> [Data listing]:
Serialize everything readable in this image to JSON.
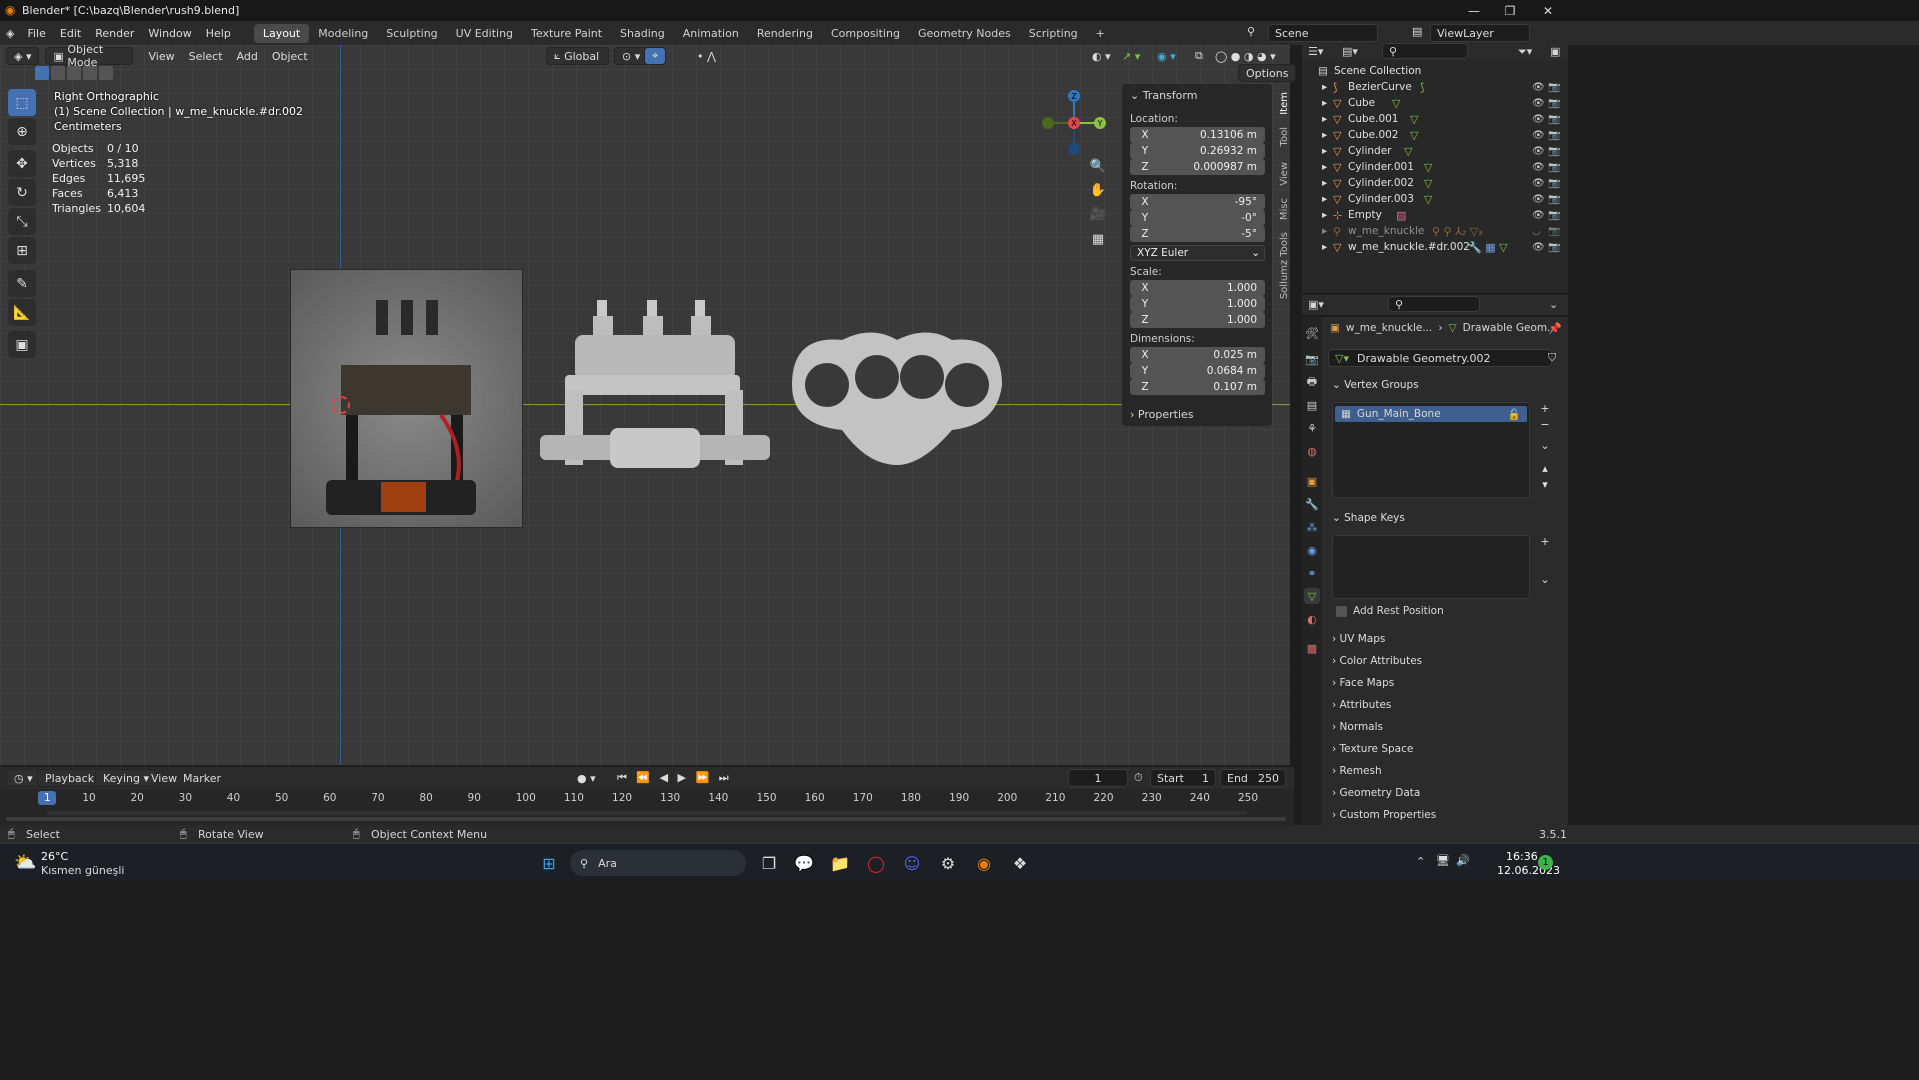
{
  "window": {
    "title": "Blender* [C:\\bazq\\Blender\\rush9.blend]"
  },
  "menubar": {
    "items": [
      "File",
      "Edit",
      "Render",
      "Window",
      "Help"
    ],
    "workspaces": [
      "Layout",
      "Modeling",
      "Sculpting",
      "UV Editing",
      "Texture Paint",
      "Shading",
      "Animation",
      "Rendering",
      "Compositing",
      "Geometry Nodes",
      "Scripting"
    ],
    "scene": "Scene",
    "viewlayer": "ViewLayer"
  },
  "viewport_header": {
    "mode": "Object Mode",
    "menus": [
      "View",
      "Select",
      "Add",
      "Object"
    ],
    "orientation": "Global",
    "options": "Options"
  },
  "viewport": {
    "view_name": "Right Orthographic",
    "collection_line": "(1) Scene Collection | w_me_knuckle.#dr.002",
    "units": "Centimeters",
    "stats": [
      {
        "label": "Objects",
        "value": "0 / 10"
      },
      {
        "label": "Vertices",
        "value": "5,318"
      },
      {
        "label": "Edges",
        "value": "11,695"
      },
      {
        "label": "Faces",
        "value": "6,413"
      },
      {
        "label": "Triangles",
        "value": "10,604"
      }
    ],
    "gizmo": {
      "z": "Z",
      "x": "X",
      "y": "Y"
    }
  },
  "npanel": {
    "title": "Transform",
    "location_label": "Location:",
    "location": [
      {
        "axis": "X",
        "value": "0.13106 m"
      },
      {
        "axis": "Y",
        "value": "0.26932 m"
      },
      {
        "axis": "Z",
        "value": "0.000987 m"
      }
    ],
    "rotation_label": "Rotation:",
    "rotation": [
      {
        "axis": "X",
        "value": "-95°"
      },
      {
        "axis": "Y",
        "value": "-0°"
      },
      {
        "axis": "Z",
        "value": "-5°"
      }
    ],
    "rotation_mode": "XYZ Euler",
    "scale_label": "Scale:",
    "scale": [
      {
        "axis": "X",
        "value": "1.000"
      },
      {
        "axis": "Y",
        "value": "1.000"
      },
      {
        "axis": "Z",
        "value": "1.000"
      }
    ],
    "dimensions_label": "Dimensions:",
    "dimensions": [
      {
        "axis": "X",
        "value": "0.025 m"
      },
      {
        "axis": "Y",
        "value": "0.0684 m"
      },
      {
        "axis": "Z",
        "value": "0.107 m"
      }
    ],
    "properties": "Properties",
    "tabs": [
      "Item",
      "Tool",
      "View",
      "Misc",
      "Sollumz Tools"
    ]
  },
  "outliner": {
    "root": "Scene Collection",
    "items": [
      "BezierCurve",
      "Cube",
      "Cube.001",
      "Cube.002",
      "Cylinder",
      "Cylinder.001",
      "Cylinder.002",
      "Cylinder.003",
      "Empty",
      "w_me_knuckle",
      "w_me_knuckle.#dr.002"
    ]
  },
  "properties": {
    "breadcrumb_object": "w_me_knuckle...",
    "breadcrumb_data": "Drawable Geom...",
    "datablock": "Drawable Geometry.002",
    "vertex_groups": "Vertex Groups",
    "vertex_group_item": "Gun_Main_Bone",
    "shape_keys": "Shape Keys",
    "add_rest_position": "Add Rest Position",
    "sections": [
      "UV Maps",
      "Color Attributes",
      "Face Maps",
      "Attributes",
      "Normals",
      "Texture Space",
      "Remesh",
      "Geometry Data",
      "Custom Properties"
    ]
  },
  "timeline": {
    "menus": [
      "Playback",
      "Keying",
      "View",
      "Marker"
    ],
    "current_frame": "1",
    "start_label": "Start",
    "start": "1",
    "end_label": "End",
    "end": "250",
    "ruler": [
      "1",
      "10",
      "20",
      "30",
      "40",
      "50",
      "60",
      "70",
      "80",
      "90",
      "100",
      "110",
      "120",
      "130",
      "140",
      "150",
      "160",
      "170",
      "180",
      "190",
      "200",
      "210",
      "220",
      "230",
      "240",
      "250"
    ]
  },
  "statusbar": {
    "select": "Select",
    "rotate": "Rotate View",
    "context": "Object Context Menu",
    "version": "3.5.1"
  },
  "taskbar": {
    "weather_temp": "26°C",
    "weather_desc": "Kısmen güneşli",
    "search": "Ara",
    "time": "16:36",
    "date": "12.06.2023",
    "notif": "1"
  },
  "colors": {
    "accent": "#4672b4",
    "viewport": "#393939",
    "x_axis": "#e5474f",
    "y_axis": "#8bc53f",
    "z_axis": "#2f76c5"
  }
}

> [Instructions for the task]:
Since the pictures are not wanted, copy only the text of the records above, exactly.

> [Answer to this task]:
Serialize everything readable in this image to JSON.
{
  "window": {
    "title": "Blender* [C:\\bazq\\Blender\\rush9.blend]"
  },
  "menubar": {
    "items": [
      "File",
      "Edit",
      "Render",
      "Window",
      "Help"
    ],
    "workspaces": [
      "Layout",
      "Modeling",
      "Sculpting",
      "UV Editing",
      "Texture Paint",
      "Shading",
      "Animation",
      "Rendering",
      "Compositing",
      "Geometry Nodes",
      "Scripting"
    ],
    "scene": "Scene",
    "viewlayer": "ViewLayer"
  },
  "viewport_header": {
    "mode": "Object Mode",
    "menus": [
      "View",
      "Select",
      "Add",
      "Object"
    ],
    "orientation": "Global",
    "options": "Options"
  },
  "viewport": {
    "view_name": "Right Orthographic",
    "collection_line": "(1) Scene Collection | w_me_knuckle.#dr.002",
    "units": "Centimeters",
    "stats": [
      {
        "label": "Objects",
        "value": "0 / 10"
      },
      {
        "label": "Vertices",
        "value": "5,318"
      },
      {
        "label": "Edges",
        "value": "11,695"
      },
      {
        "label": "Faces",
        "value": "6,413"
      },
      {
        "label": "Triangles",
        "value": "10,604"
      }
    ],
    "gizmo": {
      "z": "Z",
      "x": "X",
      "y": "Y"
    }
  },
  "npanel": {
    "title": "Transform",
    "location_label": "Location:",
    "location": [
      {
        "axis": "X",
        "value": "0.13106 m"
      },
      {
        "axis": "Y",
        "value": "0.26932 m"
      },
      {
        "axis": "Z",
        "value": "0.000987 m"
      }
    ],
    "rotation_label": "Rotation:",
    "rotation": [
      {
        "axis": "X",
        "value": "-95°"
      },
      {
        "axis": "Y",
        "value": "-0°"
      },
      {
        "axis": "Z",
        "value": "-5°"
      }
    ],
    "rotation_mode": "XYZ Euler",
    "scale_label": "Scale:",
    "scale": [
      {
        "axis": "X",
        "value": "1.000"
      },
      {
        "axis": "Y",
        "value": "1.000"
      },
      {
        "axis": "Z",
        "value": "1.000"
      }
    ],
    "dimensions_label": "Dimensions:",
    "dimensions": [
      {
        "axis": "X",
        "value": "0.025 m"
      },
      {
        "axis": "Y",
        "value": "0.0684 m"
      },
      {
        "axis": "Z",
        "value": "0.107 m"
      }
    ],
    "properties": "Properties",
    "tabs": [
      "Item",
      "Tool",
      "View",
      "Misc",
      "Sollumz Tools"
    ]
  },
  "outliner": {
    "root": "Scene Collection",
    "items": [
      "BezierCurve",
      "Cube",
      "Cube.001",
      "Cube.002",
      "Cylinder",
      "Cylinder.001",
      "Cylinder.002",
      "Cylinder.003",
      "Empty",
      "w_me_knuckle",
      "w_me_knuckle.#dr.002"
    ]
  },
  "properties": {
    "breadcrumb_object": "w_me_knuckle...",
    "breadcrumb_data": "Drawable Geom...",
    "datablock": "Drawable Geometry.002",
    "vertex_groups": "Vertex Groups",
    "vertex_group_item": "Gun_Main_Bone",
    "shape_keys": "Shape Keys",
    "add_rest_position": "Add Rest Position",
    "sections": [
      "UV Maps",
      "Color Attributes",
      "Face Maps",
      "Attributes",
      "Normals",
      "Texture Space",
      "Remesh",
      "Geometry Data",
      "Custom Properties"
    ]
  },
  "timeline": {
    "menus": [
      "Playback",
      "Keying",
      "View",
      "Marker"
    ],
    "current_frame": "1",
    "start_label": "Start",
    "start": "1",
    "end_label": "End",
    "end": "250",
    "ruler": [
      "1",
      "10",
      "20",
      "30",
      "40",
      "50",
      "60",
      "70",
      "80",
      "90",
      "100",
      "110",
      "120",
      "130",
      "140",
      "150",
      "160",
      "170",
      "180",
      "190",
      "200",
      "210",
      "220",
      "230",
      "240",
      "250"
    ]
  },
  "statusbar": {
    "select": "Select",
    "rotate": "Rotate View",
    "context": "Object Context Menu",
    "version": "3.5.1"
  },
  "taskbar": {
    "weather_temp": "26°C",
    "weather_desc": "Kısmen güneşli",
    "search": "Ara",
    "time": "16:36",
    "date": "12.06.2023",
    "notif": "1"
  },
  "colors": {
    "accent": "#4672b4",
    "viewport": "#393939",
    "x_axis": "#e5474f",
    "y_axis": "#8bc53f",
    "z_axis": "#2f76c5"
  }
}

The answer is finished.